**Exercise brief:**
Retype every entry word for word. Omit the pictures.

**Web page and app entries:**
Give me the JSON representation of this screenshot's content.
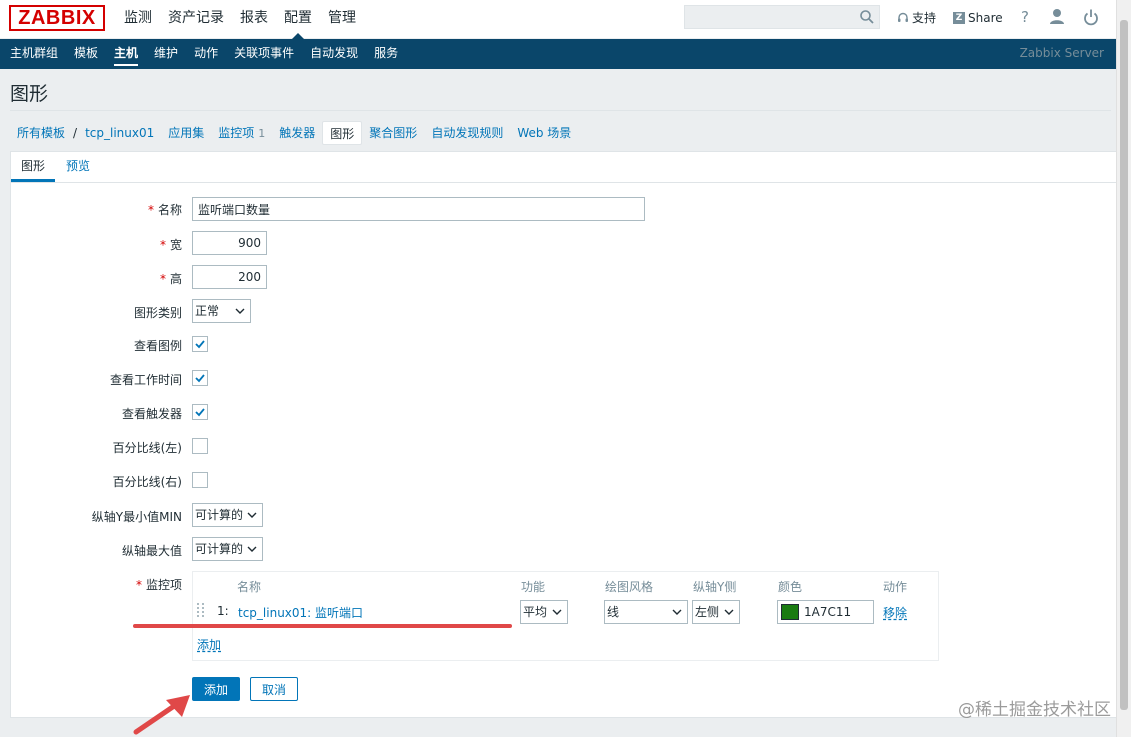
{
  "header": {
    "logo": "ZABBIX",
    "menu": [
      {
        "label": "监测",
        "active": false
      },
      {
        "label": "资产记录",
        "active": false
      },
      {
        "label": "报表",
        "active": false
      },
      {
        "label": "配置",
        "active": true
      },
      {
        "label": "管理",
        "active": false
      }
    ],
    "search": {
      "value": "",
      "placeholder": ""
    },
    "support_label": "支持",
    "share_label": "Share",
    "help_label": "?"
  },
  "submenu": {
    "items": [
      {
        "label": "主机群组",
        "active": false
      },
      {
        "label": "模板",
        "active": false
      },
      {
        "label": "主机",
        "active": true
      },
      {
        "label": "维护",
        "active": false
      },
      {
        "label": "动作",
        "active": false
      },
      {
        "label": "关联项事件",
        "active": false
      },
      {
        "label": "自动发现",
        "active": false
      },
      {
        "label": "服务",
        "active": false
      }
    ],
    "server_name": "Zabbix Server"
  },
  "page": {
    "title": "图形"
  },
  "host_nav": {
    "items": [
      {
        "label": "所有模板"
      },
      {
        "label": "tcp_linux01"
      },
      {
        "label": "应用集"
      },
      {
        "label": "监控项",
        "count": "1"
      },
      {
        "label": "触发器"
      },
      {
        "label": "图形",
        "selected": true
      },
      {
        "label": "聚合图形"
      },
      {
        "label": "自动发现规则"
      },
      {
        "label": "Web 场景"
      }
    ],
    "separator": "/"
  },
  "tabs": [
    {
      "label": "图形",
      "active": true
    },
    {
      "label": "预览",
      "active": false
    }
  ],
  "form": {
    "name": {
      "label": "名称",
      "value": "监听端口数量",
      "required": true
    },
    "width": {
      "label": "宽",
      "value": "900",
      "required": true
    },
    "height": {
      "label": "高",
      "value": "200",
      "required": true
    },
    "graph_type": {
      "label": "图形类别",
      "value": "正常"
    },
    "show_legend": {
      "label": "查看图例",
      "checked": true
    },
    "show_working_time": {
      "label": "查看工作时间",
      "checked": true
    },
    "show_triggers": {
      "label": "查看触发器",
      "checked": true
    },
    "percentile_left": {
      "label": "百分比线(左)",
      "checked": false
    },
    "percentile_right": {
      "label": "百分比线(右)",
      "checked": false
    },
    "ymin": {
      "label": "纵轴Y最小值MIN",
      "value": "可计算的"
    },
    "ymax": {
      "label": "纵轴最大值",
      "value": "可计算的"
    },
    "items": {
      "label": "监控项",
      "required": true,
      "headers": {
        "name": "名称",
        "function": "功能",
        "draw_style": "绘图风格",
        "y_axis": "纵轴Y侧",
        "color": "颜色",
        "action": "动作"
      },
      "rows": [
        {
          "num": "1:",
          "name": "tcp_linux01: 监听端口",
          "function": "平均",
          "draw_style": "线",
          "y_axis": "左侧",
          "color": "1A7C11",
          "color_hex": "#1A7C11",
          "remove": "移除"
        }
      ],
      "add_label": "添加"
    },
    "submit_label": "添加",
    "cancel_label": "取消"
  },
  "watermark": "@稀土掘金技术社区"
}
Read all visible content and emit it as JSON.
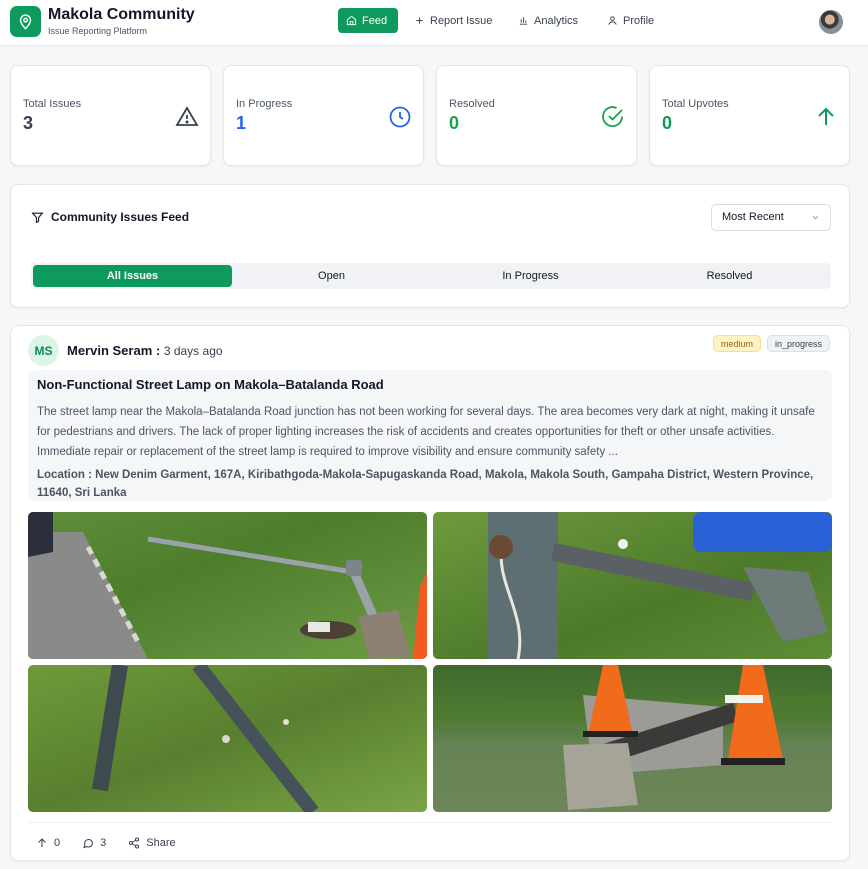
{
  "app": {
    "title": "Makola Community",
    "subtitle": "Issue Reporting Platform"
  },
  "nav": {
    "feed": "Feed",
    "report": "Report Issue",
    "analytics": "Analytics",
    "profile": "Profile"
  },
  "stats": [
    {
      "label": "Total Issues",
      "value": "3",
      "color": "#374151",
      "icon": "warning-icon"
    },
    {
      "label": "In Progress",
      "value": "1",
      "color": "#2563eb",
      "icon": "clock-icon"
    },
    {
      "label": "Resolved",
      "value": "0",
      "color": "#16a34a",
      "icon": "check-circle-icon"
    },
    {
      "label": "Total Upvotes",
      "value": "0",
      "color": "#0d9a5c",
      "icon": "arrow-up-icon"
    }
  ],
  "feed": {
    "title": "Community Issues Feed",
    "sort": "Most Recent",
    "tabs": [
      "All Issues",
      "Open",
      "In Progress",
      "Resolved"
    ],
    "active_tab": "All Issues"
  },
  "post": {
    "initials": "MS",
    "author": "Mervin Seram :",
    "time": "3 days ago",
    "severity": "medium",
    "status": "in_progress",
    "title": "Non-Functional Street Lamp on Makola–Batalanda Road",
    "description": "The street lamp near the Makola–Batalanda Road junction has not been working for several days. The area becomes very dark at night, making it unsafe for pedestrians and drivers. The lack of proper lighting increases the risk of accidents and creates opportunities for theft or other unsafe activities. Immediate repair or replacement of the street lamp is required to improve visibility and ensure community safety ...",
    "location": "Location : New Denim Garment, 167A, Kiribathgoda-Makola-Sapugaskanda Road, Makola, Makola South, Gampaha District, Western Province, 11640, Sri Lanka",
    "upvotes": "0",
    "comments": "3",
    "share": "Share"
  }
}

**Response to the exercise:**
Give me the JSON representation of this screenshot's content.
{
  "header": {
    "logo": "ZABBIX",
    "menu": [
      {
        "label": "监测",
        "active": false
      },
      {
        "label": "资产记录",
        "active": false
      },
      {
        "label": "报表",
        "active": false
      },
      {
        "label": "配置",
        "active": true
      },
      {
        "label": "管理",
        "active": false
      }
    ],
    "search": {
      "value": "",
      "placeholder": ""
    },
    "support_label": "支持",
    "share_label": "Share",
    "help_label": "?"
  },
  "submenu": {
    "items": [
      {
        "label": "主机群组",
        "active": false
      },
      {
        "label": "模板",
        "active": false
      },
      {
        "label": "主机",
        "active": true
      },
      {
        "label": "维护",
        "active": false
      },
      {
        "label": "动作",
        "active": false
      },
      {
        "label": "关联项事件",
        "active": false
      },
      {
        "label": "自动发现",
        "active": false
      },
      {
        "label": "服务",
        "active": false
      }
    ],
    "server_name": "Zabbix Server"
  },
  "page": {
    "title": "图形"
  },
  "host_nav": {
    "items": [
      {
        "label": "所有模板"
      },
      {
        "label": "tcp_linux01"
      },
      {
        "label": "应用集"
      },
      {
        "label": "监控项",
        "count": "1"
      },
      {
        "label": "触发器"
      },
      {
        "label": "图形",
        "selected": true
      },
      {
        "label": "聚合图形"
      },
      {
        "label": "自动发现规则"
      },
      {
        "label": "Web 场景"
      }
    ],
    "separator": "/"
  },
  "tabs": [
    {
      "label": "图形",
      "active": true
    },
    {
      "label": "预览",
      "active": false
    }
  ],
  "form": {
    "name": {
      "label": "名称",
      "value": "监听端口数量",
      "required": true
    },
    "width": {
      "label": "宽",
      "value": "900",
      "required": true
    },
    "height": {
      "label": "高",
      "value": "200",
      "required": true
    },
    "graph_type": {
      "label": "图形类别",
      "value": "正常"
    },
    "show_legend": {
      "label": "查看图例",
      "checked": true
    },
    "show_working_time": {
      "label": "查看工作时间",
      "checked": true
    },
    "show_triggers": {
      "label": "查看触发器",
      "checked": true
    },
    "percentile_left": {
      "label": "百分比线(左)",
      "checked": false
    },
    "percentile_right": {
      "label": "百分比线(右)",
      "checked": false
    },
    "ymin": {
      "label": "纵轴Y最小值MIN",
      "value": "可计算的"
    },
    "ymax": {
      "label": "纵轴最大值",
      "value": "可计算的"
    },
    "items": {
      "label": "监控项",
      "required": true,
      "headers": {
        "name": "名称",
        "function": "功能",
        "draw_style": "绘图风格",
        "y_axis": "纵轴Y侧",
        "color": "颜色",
        "action": "动作"
      },
      "rows": [
        {
          "num": "1:",
          "name": "tcp_linux01: 监听端口",
          "function": "平均",
          "draw_style": "线",
          "y_axis": "左侧",
          "color": "1A7C11",
          "color_hex": "#1A7C11",
          "remove": "移除"
        }
      ],
      "add_label": "添加"
    },
    "submit_label": "添加",
    "cancel_label": "取消"
  },
  "watermark": "@稀土掘金技术社区"
}
Read all visible content and emit it as JSON.
{
  "app": {
    "title": "Makola Community",
    "subtitle": "Issue Reporting Platform"
  },
  "nav": {
    "feed": "Feed",
    "report": "Report Issue",
    "analytics": "Analytics",
    "profile": "Profile"
  },
  "stats": [
    {
      "label": "Total Issues",
      "value": "3",
      "color": "#374151",
      "icon": "warning-icon"
    },
    {
      "label": "In Progress",
      "value": "1",
      "color": "#2563eb",
      "icon": "clock-icon"
    },
    {
      "label": "Resolved",
      "value": "0",
      "color": "#16a34a",
      "icon": "check-circle-icon"
    },
    {
      "label": "Total Upvotes",
      "value": "0",
      "color": "#0d9a5c",
      "icon": "arrow-up-icon"
    }
  ],
  "feed": {
    "title": "Community Issues Feed",
    "sort": "Most Recent",
    "tabs": [
      "All Issues",
      "Open",
      "In Progress",
      "Resolved"
    ],
    "active_tab": "All Issues"
  },
  "post": {
    "initials": "MS",
    "author": "Mervin Seram :",
    "time": "3 days ago",
    "severity": "medium",
    "status": "in_progress",
    "title": "Non-Functional Street Lamp on Makola–Batalanda Road",
    "description": "The street lamp near the Makola–Batalanda Road junction has not been working for several days. The area becomes very dark at night, making it unsafe for pedestrians and drivers. The lack of proper lighting increases the risk of accidents and creates opportunities for theft or other unsafe activities. Immediate repair or replacement of the street lamp is required to improve visibility and ensure community safety ...",
    "location": "Location : New Denim Garment, 167A, Kiribathgoda-Makola-Sapugaskanda Road, Makola, Makola South, Gampaha District, Western Province, 11640, Sri Lanka",
    "upvotes": "0",
    "comments": "3",
    "share": "Share"
  }
}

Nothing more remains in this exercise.